Waging a concerted effort to conduct repeated widespread testing and treatment of hepatitis C virus (HCV) among men who have sex with men (MSM) living with HIV appears to be an effective means of preventing sexual transmission of HCV in this population.
Numerous studies have indicated that, at least in Western nations, there is a rising epidemic of sexually transmitted HCV among HIV-positive MSM. HIV-negative MSM are also at risk, although apparently to a lesser extent.
Findings from the Swiss HCVree Trial, which tested the feasibility of an effort to eliminate HCV transmission among HIV-positive MSM participants in the Swiss HIV Cohort Study, were presented at the 2018 Conference on Retroviruses and Opportunistic Infections (CROI) in Boston.
During phase A of the Swiss HCVree Trial, which ran from October 2015 through May 2016, the investigators tested 3,722 (87 percent) out of 4,257 active participants in the Swiss HIV Cohort Study. A total of 177 (4.8 percent) had hep C, 31 (18 percent) of whom had contracted that virus recently.
During phase B, which ran from June 2016 through February 2017, the investigators provided hep C treatment with Zepatier (grazoprevir/elbasvir) to all those with hep C who had genotype 1 or 4 of that virus. Those with genotypes 2 or 3 or who were not otherwise eligible for phase B were referred out for treatment with a standard hep C regimen. A total of 122 (70 percent) of the 177 people identified as having hep C received Zepatier treatment; 99 percent of them achieved a sustained virologic response 12 weeks after completing therapy (SVR12, considered a cure). An additional 39 people (22 percent) received treatment outside the study; all were cured.
Phase B also included a behavioral intervention program for MSM who reported condomless intercourse; the program was intended to reduce the risk of sexual transmission of HCV.

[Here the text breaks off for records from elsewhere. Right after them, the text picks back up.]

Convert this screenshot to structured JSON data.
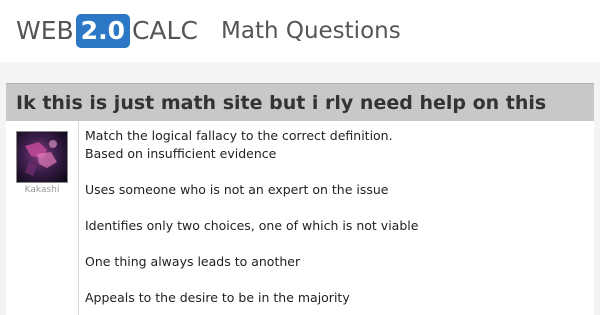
{
  "header": {
    "logo": {
      "prefix": "WEB",
      "version": "2.0",
      "suffix": "CALC"
    },
    "subtitle": "Math Questions"
  },
  "question": {
    "title": "Ik this is just math site but i rly need help on this",
    "author": "Kakashi",
    "lines": [
      "Match the logical fallacy to the correct definition.",
      "Based on insufficient evidence",
      "Uses someone who is not an expert on the issue",
      "Identifies only two choices, one of which is not viable",
      "One thing always leads to another",
      "Appeals to the desire to be in the majority"
    ]
  },
  "colors": {
    "brand_blue": "#2d78c6",
    "title_bar": "#c8c8c8",
    "header_text": "#555555"
  }
}
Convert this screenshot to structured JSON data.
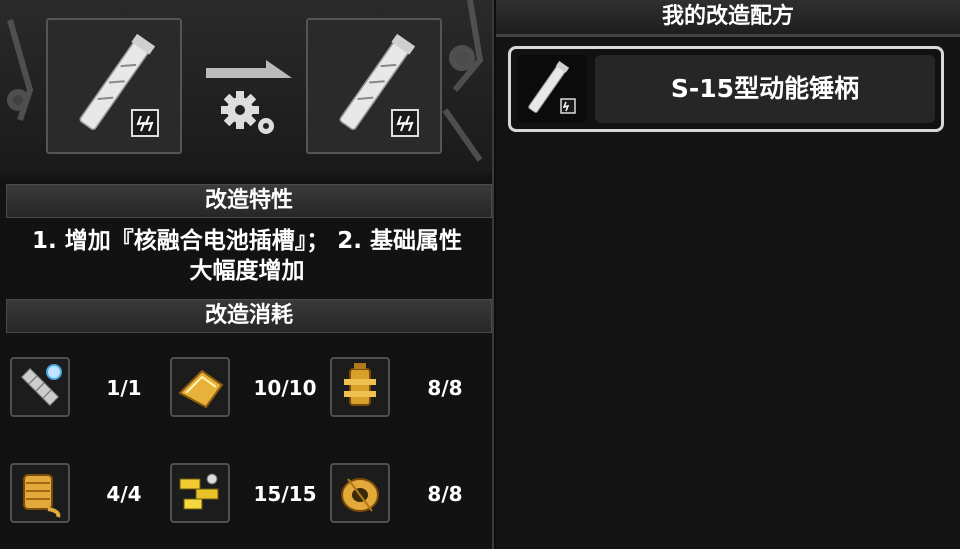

During the final phase C, which ran from March through November 2017, the investigators retested for HCV among 3,723 members of the cohort. Twenty-eight people (0.8 percent) had the virus, 16 (0.43 percent) of whom were recently infected and 12 of whom were individuals who were identified as having hep C during phase B and who had not received treatment for the virus.
Out of those 28 people, 22 (76 percent) started hep C treatment before the end of phase C.
During the entire study period, the investigators identified 206 cases of hep C, 183 (89 percent) of which were treated.
Of the 68 men who were eligible for the behavioral intervention program, 51 (75 percent) agreed to participate and 46 (68 percent) completed the program.
All told, the study started treatment in 89 percent of those with hep C, an effort that lowered the diagnosis rate by 50 percent during the study period.
To read the conference abstract, click here.